Saturation helps language learners

I’ve always been a fan of listening to foreign languages even if I don’t understand a word, I think it’s fun. So, it seems that I might have not just wasted my time :slight_smile:

It would be interesting to know some details. How much time yields how much progress? Is casual listening as effective as intensive listening? Does the effectiveness of listening vary according to how “different” the new language is than the learned language? And, of course, how valid and reliable are Dr. Sulzberger’s conclusions?

I think it is a matter of what we like to do. I do not enjoy listening to foreign language content that I do not understand. I do not feel that I gain much from doing this. However, for people who enjoy doing it, it may be of benefit, although I doubt that it is as beneficial as listening to content that you partly or mostly understand.

I’ve read that it takes about 1500 hours of listening before you can really distinguish the words of a language in most real-life situations. Unless you spend that 1500 hours listening to meaningful content, I believe that although helpful to developing your listening skills, you are essentially wasting time because you could have been to learning content and developing listening skills at the same time.

I don’t know what the 1500 hours refers to but if we can read and study the text of what we are listening to, I would think that much less time is needed in order to distinguish the words.

If I put in an hour a day, most days, then I have only 30 hours or so a month. Usually I can distinguish the words quite quickly, within 3-4 months, or one hundred hours or so. The problem is learning the meaning of the words, in other words acquiring the vocabulary. That takes longer. Still with one year of listening, reading and LingQ one can make considerable progress toward fluency. That has been experience.

Not endorsing and necessarily agreeing with everything Bernd Sebastian Kamps says, but he explains the 1500 hours as:

Have you recently listened to people speaking unfamiliar
languages? If you haven’t, turn on your TV set or go down
onto the streets and spot groups of animated people speaking
foreign languages. Listen attentively. You will soon notice
that humans produce continuous streams of uninterrupted
speech. The overall impression? Phonological porridge,
polenta, bouillie.

A porridge-like sense of unintelligibility prevails even
after years of language classes at school. You are able to
decipher a restaurant menu and order a dish of spaghetti, but
comprehension vanishes as soon as the waiter starts talking.
The same happens with taxi drivers and hotel employees –
again polenta and pea soup. Many of us conclude that we are
inept at learning other languages and never try again.
Speech comprehension is a triple challenge: slicing
speech into words (“Where do single words begin; where do
they end?”), endowing them with meaning by matching them
with thousands of words stored in your word brain, and,
finally, doing all this in real-time without giving it a second

There is only one way to meet the challenge: continuous
exposure to human language. Fortunately, babbling humans
produce 10,000 words and more in a single hour. Even
though, it will take between 1,000 to 2,000 hours of intense
listening to achieve ‘semi-perfect sequencing abilities’.

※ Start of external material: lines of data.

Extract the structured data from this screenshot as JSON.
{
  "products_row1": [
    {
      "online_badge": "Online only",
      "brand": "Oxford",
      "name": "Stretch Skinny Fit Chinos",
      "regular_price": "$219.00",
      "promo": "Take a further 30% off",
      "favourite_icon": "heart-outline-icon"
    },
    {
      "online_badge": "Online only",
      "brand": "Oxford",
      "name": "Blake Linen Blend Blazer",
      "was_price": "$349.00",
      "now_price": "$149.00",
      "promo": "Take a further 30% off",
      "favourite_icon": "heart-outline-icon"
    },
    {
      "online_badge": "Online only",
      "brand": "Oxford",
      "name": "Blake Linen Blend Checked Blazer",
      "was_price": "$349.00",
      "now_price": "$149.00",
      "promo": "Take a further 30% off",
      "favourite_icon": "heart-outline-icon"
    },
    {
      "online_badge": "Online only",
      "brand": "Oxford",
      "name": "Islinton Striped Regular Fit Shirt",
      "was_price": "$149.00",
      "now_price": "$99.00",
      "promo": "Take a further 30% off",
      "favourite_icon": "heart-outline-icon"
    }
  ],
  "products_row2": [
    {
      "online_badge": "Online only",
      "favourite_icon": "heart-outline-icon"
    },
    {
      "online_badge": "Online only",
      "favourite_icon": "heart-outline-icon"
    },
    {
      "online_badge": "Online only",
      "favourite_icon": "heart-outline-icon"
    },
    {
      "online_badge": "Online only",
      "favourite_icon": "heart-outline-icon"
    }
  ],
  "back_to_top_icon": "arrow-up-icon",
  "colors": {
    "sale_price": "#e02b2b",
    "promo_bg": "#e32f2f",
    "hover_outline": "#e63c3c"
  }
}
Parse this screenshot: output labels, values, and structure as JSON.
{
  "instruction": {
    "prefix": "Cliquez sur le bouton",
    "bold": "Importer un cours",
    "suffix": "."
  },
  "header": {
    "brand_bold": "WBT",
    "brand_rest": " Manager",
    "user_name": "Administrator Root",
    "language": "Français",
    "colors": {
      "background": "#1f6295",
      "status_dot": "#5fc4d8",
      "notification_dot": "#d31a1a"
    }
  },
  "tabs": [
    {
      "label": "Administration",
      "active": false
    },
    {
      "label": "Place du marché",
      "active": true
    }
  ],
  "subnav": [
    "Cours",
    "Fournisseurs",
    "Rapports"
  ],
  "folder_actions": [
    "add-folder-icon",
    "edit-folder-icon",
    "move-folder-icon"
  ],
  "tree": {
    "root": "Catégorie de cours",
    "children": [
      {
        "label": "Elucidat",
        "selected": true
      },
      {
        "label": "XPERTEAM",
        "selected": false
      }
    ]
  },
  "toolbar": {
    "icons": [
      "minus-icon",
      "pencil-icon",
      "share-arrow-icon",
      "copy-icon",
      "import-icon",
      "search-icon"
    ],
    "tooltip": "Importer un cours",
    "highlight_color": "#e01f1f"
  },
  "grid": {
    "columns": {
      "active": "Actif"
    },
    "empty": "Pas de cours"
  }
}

I had a quick look at the summary of his book. He says a lot of the things that we do at LingQ. The main issue in language learning is words. acquiring lots of words, and mostly, in my view, passively. Understanding what native speakers are saying is the base from which all the rest flows, in my view. Hence LingQ. However, 1,500 hours of listening is not necessary in order to understand quite a bit, but it is necessary if we want to be fluent.